In a mini abdominplasty only the lower part of the abdomen is tightened. The umbilicus (belly button) is not moved and no skin above the naval is tightened. In a full abdominoplasty all the skin between the naval and the pubic area is removed thus tightening the whole abdomen as well as the muscles underneath. The belly button will need to be detached and brought through the tight abdomen.
Limited liposuction can be performed when combined with a full abdominoplasty. This will be confined to the sides (love handles) and central part of the abdomen. Liposuction in the remaining part of the abdomen is avoided as this can interfere with the blood supply and healing.
With mini-abdominoplasty liposuction can be performed to the whole abdomen at the same time.
A general anesthetic is necessary for abdomninoplasty.
An incision is made above the pubic area within the bikini line. The skin and fat of the abdomen are then lifted away from the abdominal muscles all the way to the level of the rib cage, preserving the umbilicus (naval) attachment to the abdomen. The abdominal muscles are then tightened with sutures. The abdominal flap is then pulled down and excess skin and fat are removed. A small incision is carried out centrally through which the umbilicus is retrieved and sutured.
Following an abdominoplasty you will stay in hospital between 1 and 2 nights.
Some pain is experienced following an abdominoplasty which is primarily noticed on movement. With adequate pain killers most patients are able to mobilize the day after surgery. Most of the discomfort subsides after one week.
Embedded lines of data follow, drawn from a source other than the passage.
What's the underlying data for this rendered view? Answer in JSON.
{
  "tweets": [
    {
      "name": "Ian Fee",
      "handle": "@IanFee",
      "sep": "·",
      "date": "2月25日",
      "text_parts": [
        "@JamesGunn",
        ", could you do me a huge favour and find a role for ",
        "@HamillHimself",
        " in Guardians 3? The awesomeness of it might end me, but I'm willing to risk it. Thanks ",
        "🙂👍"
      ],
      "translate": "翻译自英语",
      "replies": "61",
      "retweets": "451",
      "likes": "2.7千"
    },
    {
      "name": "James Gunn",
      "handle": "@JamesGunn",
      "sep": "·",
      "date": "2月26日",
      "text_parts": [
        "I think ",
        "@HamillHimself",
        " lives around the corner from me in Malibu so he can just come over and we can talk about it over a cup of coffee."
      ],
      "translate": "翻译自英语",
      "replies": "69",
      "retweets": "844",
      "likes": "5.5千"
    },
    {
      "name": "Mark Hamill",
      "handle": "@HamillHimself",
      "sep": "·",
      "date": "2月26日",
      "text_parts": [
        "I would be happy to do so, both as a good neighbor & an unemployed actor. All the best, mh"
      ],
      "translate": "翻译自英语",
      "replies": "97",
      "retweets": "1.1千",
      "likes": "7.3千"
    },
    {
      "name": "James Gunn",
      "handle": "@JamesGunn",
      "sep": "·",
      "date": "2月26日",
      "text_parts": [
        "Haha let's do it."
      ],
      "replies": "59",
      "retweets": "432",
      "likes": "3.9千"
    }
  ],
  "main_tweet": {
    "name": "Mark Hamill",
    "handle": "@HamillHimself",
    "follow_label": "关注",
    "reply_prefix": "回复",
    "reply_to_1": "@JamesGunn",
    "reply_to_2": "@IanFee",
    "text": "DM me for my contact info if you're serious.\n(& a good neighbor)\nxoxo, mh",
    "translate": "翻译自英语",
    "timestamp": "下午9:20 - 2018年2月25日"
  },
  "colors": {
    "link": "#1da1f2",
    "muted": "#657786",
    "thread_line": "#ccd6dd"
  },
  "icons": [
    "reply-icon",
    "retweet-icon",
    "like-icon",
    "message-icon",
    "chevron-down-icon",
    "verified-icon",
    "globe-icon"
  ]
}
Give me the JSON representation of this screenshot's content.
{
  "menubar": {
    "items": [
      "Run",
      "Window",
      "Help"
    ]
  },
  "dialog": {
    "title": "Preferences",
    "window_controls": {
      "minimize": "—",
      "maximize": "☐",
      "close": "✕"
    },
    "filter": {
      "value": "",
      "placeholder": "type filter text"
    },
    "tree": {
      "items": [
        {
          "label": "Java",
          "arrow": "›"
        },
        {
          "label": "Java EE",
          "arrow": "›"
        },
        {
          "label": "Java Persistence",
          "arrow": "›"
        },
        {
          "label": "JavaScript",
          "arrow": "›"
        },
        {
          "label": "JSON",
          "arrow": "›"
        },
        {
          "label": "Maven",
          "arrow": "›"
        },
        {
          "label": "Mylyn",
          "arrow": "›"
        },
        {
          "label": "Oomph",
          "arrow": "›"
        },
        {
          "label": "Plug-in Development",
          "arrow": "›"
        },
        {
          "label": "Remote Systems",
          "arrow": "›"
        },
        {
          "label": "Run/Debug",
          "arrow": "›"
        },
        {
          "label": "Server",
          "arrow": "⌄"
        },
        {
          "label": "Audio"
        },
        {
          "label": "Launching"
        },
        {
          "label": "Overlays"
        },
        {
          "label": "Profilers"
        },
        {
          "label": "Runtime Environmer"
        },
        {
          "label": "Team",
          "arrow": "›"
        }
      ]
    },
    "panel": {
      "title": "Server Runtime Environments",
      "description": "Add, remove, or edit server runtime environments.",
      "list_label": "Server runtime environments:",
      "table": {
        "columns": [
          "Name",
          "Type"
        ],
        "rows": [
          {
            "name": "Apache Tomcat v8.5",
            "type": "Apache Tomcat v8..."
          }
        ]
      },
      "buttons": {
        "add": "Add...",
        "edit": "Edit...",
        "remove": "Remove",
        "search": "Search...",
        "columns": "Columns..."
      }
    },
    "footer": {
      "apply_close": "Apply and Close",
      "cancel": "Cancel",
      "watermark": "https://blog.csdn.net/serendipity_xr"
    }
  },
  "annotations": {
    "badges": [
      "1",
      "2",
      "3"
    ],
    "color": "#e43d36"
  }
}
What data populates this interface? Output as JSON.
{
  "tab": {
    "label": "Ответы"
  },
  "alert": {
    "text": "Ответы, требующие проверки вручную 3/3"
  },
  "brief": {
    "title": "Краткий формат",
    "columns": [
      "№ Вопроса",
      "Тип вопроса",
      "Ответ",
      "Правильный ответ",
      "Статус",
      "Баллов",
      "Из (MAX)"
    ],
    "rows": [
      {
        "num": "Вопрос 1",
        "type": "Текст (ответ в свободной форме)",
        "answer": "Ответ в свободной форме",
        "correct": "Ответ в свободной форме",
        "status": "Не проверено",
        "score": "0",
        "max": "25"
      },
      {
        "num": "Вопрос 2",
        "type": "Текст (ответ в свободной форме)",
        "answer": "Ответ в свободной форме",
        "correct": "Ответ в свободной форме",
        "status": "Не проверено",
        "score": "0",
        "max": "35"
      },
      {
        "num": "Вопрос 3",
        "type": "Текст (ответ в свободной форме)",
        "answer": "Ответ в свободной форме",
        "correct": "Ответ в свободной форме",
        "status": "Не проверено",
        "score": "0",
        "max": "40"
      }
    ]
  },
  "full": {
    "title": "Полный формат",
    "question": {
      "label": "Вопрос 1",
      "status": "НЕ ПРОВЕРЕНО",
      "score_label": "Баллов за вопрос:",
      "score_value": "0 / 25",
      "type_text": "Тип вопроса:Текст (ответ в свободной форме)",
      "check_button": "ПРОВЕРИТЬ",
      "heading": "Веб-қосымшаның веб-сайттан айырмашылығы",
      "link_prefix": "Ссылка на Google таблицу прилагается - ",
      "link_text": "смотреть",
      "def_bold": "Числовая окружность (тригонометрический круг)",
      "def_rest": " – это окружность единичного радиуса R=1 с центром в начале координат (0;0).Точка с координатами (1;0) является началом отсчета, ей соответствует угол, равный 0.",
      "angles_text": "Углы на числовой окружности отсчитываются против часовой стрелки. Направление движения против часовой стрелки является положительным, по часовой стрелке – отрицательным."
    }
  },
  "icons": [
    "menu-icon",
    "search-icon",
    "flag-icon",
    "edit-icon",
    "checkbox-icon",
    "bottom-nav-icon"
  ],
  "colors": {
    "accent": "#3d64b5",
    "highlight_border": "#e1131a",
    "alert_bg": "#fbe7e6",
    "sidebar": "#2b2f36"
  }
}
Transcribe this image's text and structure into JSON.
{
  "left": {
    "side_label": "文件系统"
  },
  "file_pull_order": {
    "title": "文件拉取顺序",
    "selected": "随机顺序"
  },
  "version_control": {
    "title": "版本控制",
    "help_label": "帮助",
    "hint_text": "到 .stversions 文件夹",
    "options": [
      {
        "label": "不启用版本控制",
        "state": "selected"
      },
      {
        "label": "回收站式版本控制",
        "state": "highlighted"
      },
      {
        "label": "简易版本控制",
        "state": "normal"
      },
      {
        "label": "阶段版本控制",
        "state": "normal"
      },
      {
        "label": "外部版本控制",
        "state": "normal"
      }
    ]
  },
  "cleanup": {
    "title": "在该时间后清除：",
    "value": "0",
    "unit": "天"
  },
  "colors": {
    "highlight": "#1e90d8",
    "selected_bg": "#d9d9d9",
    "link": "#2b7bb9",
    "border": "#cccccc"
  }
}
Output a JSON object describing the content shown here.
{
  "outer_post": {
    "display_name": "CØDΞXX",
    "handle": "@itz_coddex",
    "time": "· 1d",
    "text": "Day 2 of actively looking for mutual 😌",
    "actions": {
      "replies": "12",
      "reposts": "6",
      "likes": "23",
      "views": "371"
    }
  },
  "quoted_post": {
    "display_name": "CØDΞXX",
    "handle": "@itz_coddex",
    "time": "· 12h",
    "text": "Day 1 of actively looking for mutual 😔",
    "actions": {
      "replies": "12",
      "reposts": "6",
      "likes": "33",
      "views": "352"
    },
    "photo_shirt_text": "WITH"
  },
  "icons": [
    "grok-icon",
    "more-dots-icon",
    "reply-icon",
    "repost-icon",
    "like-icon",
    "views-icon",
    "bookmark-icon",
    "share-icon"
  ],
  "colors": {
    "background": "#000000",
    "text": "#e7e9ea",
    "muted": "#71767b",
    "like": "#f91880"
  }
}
A surgical garment will be provided after surgery which should be worn for 4 weeks to limit the swelling. You will be encouraged to gently mobilize the day after the operation. For the first few days it is better to walk slightly bent forwards to ease the tension on the suture line.
All activities should be gentle for the first 2 weeks. Although you are encouraged to walk to help the circulation during this period you will need to avoid sudden movements, lifting and fast pace walking as well as driving. More strenuous activities such as jogging and heavy lifting should be avoided for 6 weeks.
Tumescent Liposuction is the preferred technique used by Mr. Sabbagh. This involves injecting a salt based solution (to which local anesthetic and adrenaline are added) into the fatty tissue. This enables easy breakdown and removal of fat with an analgesic effect as well as minimal bleeding. For areas close to the skin, finer cannulas are used, a technique that has been termed liposculpture. Mr Sabbagh also uses ultrasound assisted liposuction for areas with significant fibrous tissue such as in gynecomastia (male breast)
The operation is usually performed under general anesthetic. Small incisions (5mm) are made close to the area to be treated through which the liposuction solution is injected. The liposuction cannulas connected to a suction machine are then inserted through the same incisions. The fat is broken down physically by moving the cannulas back and fro (or by ultrasound in ultrasound assisted liposuction) and is automatically sucked by the machine.
As a result of liposuction there will be a variable degree of bruising, swelling and numbness. Although the area will be uncomfortable, there is no significant pain. You will be encouraged to start gentle walking on the same day following your surgery. Usually a period of 7-10 days is needed before returning to most of the daily activities. Heavy activities such as sport may require up to 4 weeks recovery. For a period of 6 weeks it is advisable to wear an elasticated garment to help reduce the swelling as well as aiding the skin to contract following the liposuction.
Liposuction is highly effective in removing concentrated areas of fat. The duration of bruising is variable but in the majority of cases subsides by 4 weeks. There will be partial numbness of the area treated which will persist for several months. In some cases minor areas of irregularities can result. If these persist they can be corrected after the healing is complete.
There is a very small risk of deep venous thrombosis (DVT) and Mr Sabbagh takes all the appropriate precautions to prevent its occurrence.